Last week, Jeremiah O’Connor and Josh Pyorre, from OpenDNS Security Labs visited Boston to present at ‘Source Conference Boston‘. The night before the conference, we attended an awesome dinner where we had the opportunity to casually chat with other speakers at the conference. For about 2 hours, we mingled with people from Pwnie Express, Rapid7, Redhat, Crowdstrike and many other innovative companies. We shared our passions for security and discussed how we approach the field of security research in our various professions.
Source Boston, Day 1:
The first day of the conference began with a keynote from Jim Routh, the CISO of Aetna. He gave an insightful look at security today and the challenges we all face in attempting to keep our information private.
Jeremiah O’Connor (OpenDNS) spoke about building NLPRank, which we use at OpenDNS to identify and block malicious behavior in network traffic with Natural Language Processing techniques. He demonstrated how the programatic use of natural language processing on DNS traffic can automatically prevent targeted phishing and related attacks in which attackers use similar domain names to the domains they are trying to impersonate. He somehow managed to squeeze a hearty discussion of NLP and linear algebra into 40 minutes! Most of the audience stayed on through half of lunch to ask a lot of great questions.
Daniel Crowley and Damon Smith from iSec partners gave an interesting talk on their research into uncovering new vulnerabilities associated with file formatting.
Dan Lambright, from Redhat presented on ‘Penetration Testing in the Cloud’, in which he addressed challenges associated with ensuring infrastructure is secure in cloud environments.
Silas Cutler, from CrowdStrike gave an interesting talk on the threat actor known as Gothic Panda and their use and modifications for various campaigns of the Pirpi malware.
The day closed out with another keynote from Mike Murray, Director of Cyber Security Assessment and Consulting at GE Healthcare. Mike engaged the audience with ideas on the internet of things and what it means for the future of security.
Source Boston, Day 2:
Josh Pyorre (OpenDNS) spoke about deploying intrusion detection in cloud environments to monitor and detect attacks against shared hosting. The talk was received well and was followed with a great discussion into cloud server protection.
Roy Wattanasin from MITM gave an interesting talk about security in the healthcare industry, speaking about the different attacks in just the past year.
Jen Ellis presented on the topic of ‘Hacking the Media’. She discussed the best ways to interface with media as a security professional, providing tools and techniques on how best to present our research for consumption by a broader audience and the proper methods of communication etiquette when working with the press.
While in Boston, we also had the opportunity to meet up and grab lunch with our Boston regional sales manager, Anjali Hegde. It’s always great to be able to catch up with the great co workers we rarely see back at HQ.
Like most conferences, we couldn’t attend every presentation. However, they were recorded and should be online at some point. We are really looking forward to catching up on the ones we missed.
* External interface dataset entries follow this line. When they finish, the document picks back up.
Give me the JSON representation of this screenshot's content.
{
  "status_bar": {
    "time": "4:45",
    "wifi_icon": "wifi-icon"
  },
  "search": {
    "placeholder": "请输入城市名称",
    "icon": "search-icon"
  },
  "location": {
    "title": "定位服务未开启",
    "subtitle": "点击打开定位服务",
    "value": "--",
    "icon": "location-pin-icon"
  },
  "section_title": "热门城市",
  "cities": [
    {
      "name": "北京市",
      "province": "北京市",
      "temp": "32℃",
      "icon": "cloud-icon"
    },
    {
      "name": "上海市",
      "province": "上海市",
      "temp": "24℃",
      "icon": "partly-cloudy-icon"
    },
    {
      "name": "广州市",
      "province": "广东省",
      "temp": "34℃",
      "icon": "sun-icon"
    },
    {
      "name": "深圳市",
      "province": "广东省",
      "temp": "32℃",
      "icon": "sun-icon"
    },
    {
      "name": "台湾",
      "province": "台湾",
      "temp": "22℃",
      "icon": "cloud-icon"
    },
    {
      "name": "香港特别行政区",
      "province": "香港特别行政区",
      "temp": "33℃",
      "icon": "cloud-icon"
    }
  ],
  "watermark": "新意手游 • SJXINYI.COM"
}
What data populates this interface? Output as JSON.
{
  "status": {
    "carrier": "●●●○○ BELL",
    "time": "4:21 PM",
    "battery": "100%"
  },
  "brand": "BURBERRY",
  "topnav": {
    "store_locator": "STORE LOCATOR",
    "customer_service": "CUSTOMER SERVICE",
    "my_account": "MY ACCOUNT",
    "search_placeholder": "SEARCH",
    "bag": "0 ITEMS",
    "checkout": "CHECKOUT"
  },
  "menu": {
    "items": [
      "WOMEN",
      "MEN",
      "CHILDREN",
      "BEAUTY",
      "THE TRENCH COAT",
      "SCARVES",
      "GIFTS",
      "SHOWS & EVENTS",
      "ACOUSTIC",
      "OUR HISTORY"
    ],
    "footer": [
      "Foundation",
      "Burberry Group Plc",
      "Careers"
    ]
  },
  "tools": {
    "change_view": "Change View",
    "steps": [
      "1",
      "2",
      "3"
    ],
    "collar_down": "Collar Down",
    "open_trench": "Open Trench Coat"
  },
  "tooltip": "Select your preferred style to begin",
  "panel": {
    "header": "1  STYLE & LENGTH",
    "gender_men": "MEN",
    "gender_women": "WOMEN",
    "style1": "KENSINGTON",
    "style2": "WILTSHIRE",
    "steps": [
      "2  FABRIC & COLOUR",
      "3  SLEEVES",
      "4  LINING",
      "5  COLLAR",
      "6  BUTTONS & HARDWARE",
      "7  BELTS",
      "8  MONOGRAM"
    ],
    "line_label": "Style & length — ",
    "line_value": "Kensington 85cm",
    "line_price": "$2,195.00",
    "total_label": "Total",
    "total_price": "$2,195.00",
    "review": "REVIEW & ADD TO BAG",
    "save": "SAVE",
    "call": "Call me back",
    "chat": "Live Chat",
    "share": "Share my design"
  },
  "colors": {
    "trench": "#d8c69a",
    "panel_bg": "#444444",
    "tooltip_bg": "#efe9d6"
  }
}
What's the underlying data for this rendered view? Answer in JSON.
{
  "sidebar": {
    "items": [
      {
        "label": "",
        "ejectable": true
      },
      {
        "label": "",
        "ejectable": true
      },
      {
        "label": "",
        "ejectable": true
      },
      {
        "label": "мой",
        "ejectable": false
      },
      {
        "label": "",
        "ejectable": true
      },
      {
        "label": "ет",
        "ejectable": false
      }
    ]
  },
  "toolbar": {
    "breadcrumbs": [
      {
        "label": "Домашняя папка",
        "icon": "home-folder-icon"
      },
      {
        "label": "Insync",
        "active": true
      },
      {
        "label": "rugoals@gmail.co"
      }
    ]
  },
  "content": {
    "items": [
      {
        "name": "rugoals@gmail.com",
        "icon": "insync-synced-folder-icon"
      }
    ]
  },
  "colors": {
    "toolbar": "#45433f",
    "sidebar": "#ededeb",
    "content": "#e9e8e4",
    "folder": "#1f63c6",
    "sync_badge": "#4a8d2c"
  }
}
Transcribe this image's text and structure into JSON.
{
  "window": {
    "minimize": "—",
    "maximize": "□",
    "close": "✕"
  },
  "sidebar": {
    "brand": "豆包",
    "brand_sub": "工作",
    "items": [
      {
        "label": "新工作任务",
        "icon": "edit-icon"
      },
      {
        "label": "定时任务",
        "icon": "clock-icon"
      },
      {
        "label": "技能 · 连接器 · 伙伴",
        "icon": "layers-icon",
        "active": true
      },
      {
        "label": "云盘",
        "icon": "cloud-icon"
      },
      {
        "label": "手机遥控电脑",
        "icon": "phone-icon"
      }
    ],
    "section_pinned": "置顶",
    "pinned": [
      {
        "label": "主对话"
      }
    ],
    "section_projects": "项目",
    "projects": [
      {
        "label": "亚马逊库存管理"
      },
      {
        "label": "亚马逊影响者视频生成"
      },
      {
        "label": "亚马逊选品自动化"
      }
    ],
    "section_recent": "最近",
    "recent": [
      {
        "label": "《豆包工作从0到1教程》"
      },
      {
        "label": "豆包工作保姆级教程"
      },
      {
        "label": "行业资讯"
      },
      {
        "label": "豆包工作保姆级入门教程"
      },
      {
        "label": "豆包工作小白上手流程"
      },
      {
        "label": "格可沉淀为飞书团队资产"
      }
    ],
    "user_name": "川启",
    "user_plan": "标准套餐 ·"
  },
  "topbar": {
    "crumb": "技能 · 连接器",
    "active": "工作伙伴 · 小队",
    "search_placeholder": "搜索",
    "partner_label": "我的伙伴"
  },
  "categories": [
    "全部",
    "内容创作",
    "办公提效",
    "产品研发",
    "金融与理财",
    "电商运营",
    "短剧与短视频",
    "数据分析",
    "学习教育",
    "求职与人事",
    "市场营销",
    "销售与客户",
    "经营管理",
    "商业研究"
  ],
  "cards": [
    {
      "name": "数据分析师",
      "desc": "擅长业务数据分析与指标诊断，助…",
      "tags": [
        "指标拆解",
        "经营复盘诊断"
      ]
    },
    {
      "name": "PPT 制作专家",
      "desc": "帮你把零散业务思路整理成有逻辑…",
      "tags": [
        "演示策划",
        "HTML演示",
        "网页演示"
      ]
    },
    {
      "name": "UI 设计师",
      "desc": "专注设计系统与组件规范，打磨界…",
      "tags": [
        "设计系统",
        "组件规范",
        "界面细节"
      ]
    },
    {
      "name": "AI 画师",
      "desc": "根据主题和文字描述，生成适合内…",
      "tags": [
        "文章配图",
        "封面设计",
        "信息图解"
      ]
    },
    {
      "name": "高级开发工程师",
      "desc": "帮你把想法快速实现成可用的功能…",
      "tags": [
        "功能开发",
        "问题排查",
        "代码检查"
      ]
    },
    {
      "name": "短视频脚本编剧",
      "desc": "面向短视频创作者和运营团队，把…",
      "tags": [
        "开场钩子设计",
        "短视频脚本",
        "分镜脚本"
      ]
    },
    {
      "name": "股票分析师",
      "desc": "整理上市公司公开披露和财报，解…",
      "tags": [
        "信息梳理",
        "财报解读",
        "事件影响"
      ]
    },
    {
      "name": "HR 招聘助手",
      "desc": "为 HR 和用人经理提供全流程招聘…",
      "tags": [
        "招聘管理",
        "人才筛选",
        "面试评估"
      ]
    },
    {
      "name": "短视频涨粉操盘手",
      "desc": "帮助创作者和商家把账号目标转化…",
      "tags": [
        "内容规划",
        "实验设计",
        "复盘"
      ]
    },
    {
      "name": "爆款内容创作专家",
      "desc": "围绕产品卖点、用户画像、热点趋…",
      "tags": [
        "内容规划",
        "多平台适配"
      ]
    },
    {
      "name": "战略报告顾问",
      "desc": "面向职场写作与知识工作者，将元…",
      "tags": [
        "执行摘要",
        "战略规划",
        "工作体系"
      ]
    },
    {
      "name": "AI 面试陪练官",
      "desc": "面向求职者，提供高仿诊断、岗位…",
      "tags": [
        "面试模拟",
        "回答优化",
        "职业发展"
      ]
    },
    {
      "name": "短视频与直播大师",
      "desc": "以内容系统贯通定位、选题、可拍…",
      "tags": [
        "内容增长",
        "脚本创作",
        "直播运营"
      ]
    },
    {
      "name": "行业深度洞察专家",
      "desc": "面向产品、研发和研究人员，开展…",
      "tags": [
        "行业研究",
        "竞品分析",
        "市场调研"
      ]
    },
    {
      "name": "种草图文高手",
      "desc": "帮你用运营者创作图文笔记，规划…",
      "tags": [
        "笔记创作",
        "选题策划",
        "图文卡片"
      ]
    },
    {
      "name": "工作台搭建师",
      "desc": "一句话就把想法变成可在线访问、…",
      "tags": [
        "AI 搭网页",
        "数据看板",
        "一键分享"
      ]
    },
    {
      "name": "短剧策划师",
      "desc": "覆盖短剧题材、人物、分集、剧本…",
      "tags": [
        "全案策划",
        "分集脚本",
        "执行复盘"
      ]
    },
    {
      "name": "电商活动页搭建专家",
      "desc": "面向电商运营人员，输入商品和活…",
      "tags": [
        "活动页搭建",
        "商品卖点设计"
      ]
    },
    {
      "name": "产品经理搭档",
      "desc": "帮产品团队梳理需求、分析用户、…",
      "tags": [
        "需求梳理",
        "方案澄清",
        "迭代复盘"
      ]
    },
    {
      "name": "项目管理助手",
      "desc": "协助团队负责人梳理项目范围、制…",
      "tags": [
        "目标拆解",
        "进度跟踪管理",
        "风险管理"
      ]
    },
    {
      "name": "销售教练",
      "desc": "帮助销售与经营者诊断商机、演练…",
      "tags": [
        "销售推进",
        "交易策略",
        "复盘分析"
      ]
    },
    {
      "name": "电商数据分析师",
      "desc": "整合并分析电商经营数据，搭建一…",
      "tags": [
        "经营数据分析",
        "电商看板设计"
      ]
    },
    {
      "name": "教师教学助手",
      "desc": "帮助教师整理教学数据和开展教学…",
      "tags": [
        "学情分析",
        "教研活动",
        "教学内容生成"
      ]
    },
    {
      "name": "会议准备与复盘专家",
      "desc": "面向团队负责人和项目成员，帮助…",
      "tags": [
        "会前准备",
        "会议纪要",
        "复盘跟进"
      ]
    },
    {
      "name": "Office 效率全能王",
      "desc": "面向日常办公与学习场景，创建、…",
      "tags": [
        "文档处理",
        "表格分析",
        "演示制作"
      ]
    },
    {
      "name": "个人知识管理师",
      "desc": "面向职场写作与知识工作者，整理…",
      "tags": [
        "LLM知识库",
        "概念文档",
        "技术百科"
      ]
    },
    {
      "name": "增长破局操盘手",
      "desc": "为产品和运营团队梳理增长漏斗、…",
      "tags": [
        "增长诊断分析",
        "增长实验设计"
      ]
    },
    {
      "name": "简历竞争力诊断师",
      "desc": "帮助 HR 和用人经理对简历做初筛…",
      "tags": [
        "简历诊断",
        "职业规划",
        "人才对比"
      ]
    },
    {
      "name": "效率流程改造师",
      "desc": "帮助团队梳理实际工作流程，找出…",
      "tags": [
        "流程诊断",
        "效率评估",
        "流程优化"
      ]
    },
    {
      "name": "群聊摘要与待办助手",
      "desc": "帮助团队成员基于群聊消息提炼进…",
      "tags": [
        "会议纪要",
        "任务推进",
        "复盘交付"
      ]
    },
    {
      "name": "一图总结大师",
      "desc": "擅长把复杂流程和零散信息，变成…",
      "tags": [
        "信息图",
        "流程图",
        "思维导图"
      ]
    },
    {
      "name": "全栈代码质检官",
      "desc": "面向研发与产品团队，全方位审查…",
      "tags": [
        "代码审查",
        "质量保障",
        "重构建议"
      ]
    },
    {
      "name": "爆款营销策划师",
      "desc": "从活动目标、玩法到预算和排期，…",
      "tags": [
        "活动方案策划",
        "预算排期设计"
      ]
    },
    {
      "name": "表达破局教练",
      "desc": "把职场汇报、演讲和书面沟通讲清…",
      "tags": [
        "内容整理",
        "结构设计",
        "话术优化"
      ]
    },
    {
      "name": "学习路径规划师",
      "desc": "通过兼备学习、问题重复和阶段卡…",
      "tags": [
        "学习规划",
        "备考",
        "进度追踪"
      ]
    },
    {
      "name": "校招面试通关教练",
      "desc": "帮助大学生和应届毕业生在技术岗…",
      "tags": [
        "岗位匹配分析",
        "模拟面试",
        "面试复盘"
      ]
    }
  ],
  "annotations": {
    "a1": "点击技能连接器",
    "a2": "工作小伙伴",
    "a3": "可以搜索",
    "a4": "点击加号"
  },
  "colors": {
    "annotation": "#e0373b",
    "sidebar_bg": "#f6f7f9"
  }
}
Beyond the conference, we were able to explore the city a little and try some amazing seafood!
OpenDNS Labs is a place where network security meets data science, so it made sense to have a joint meetup between SFText, a group of data scientists interested in natural language processing and text analytics, and OpenLate, OpenDNS’ own meetup which brings in software developers and security professionals to speak about their research. SFText is run by Alexey Khrabrov, Chief Scientist at Nitro. Jeremiah met Alexey through an applied natural language processing workshop held by Gabor Melli a few months back at Galvanize. After the workshop, they spoke about how OpenDNS uses NLP and machine learning techniques to detect malicious behavior in network traffic and came up with the idea to hold a meetup for NLP and data scientists at OpenDNS. It was great to see a mix of developers, data scientists, info-sec professionals and students in the crowd. Jeremiah spoke for around 80 minutes about OpenDNS Labs research involving detection techniques that use text processing in DNS and HTTP traffic. He also discussed using Gensim, a fantastic library by Radim Řehůřek. Interaction with the crowd was lively and full of great questions. Additionally, some cool artwork was created (displayed in this post) of the presentation by developer and artist Romy Ilano.
This joint meetup of OpenLate and SFText was a great success and we look forward to it being the first of many more joint meetup events!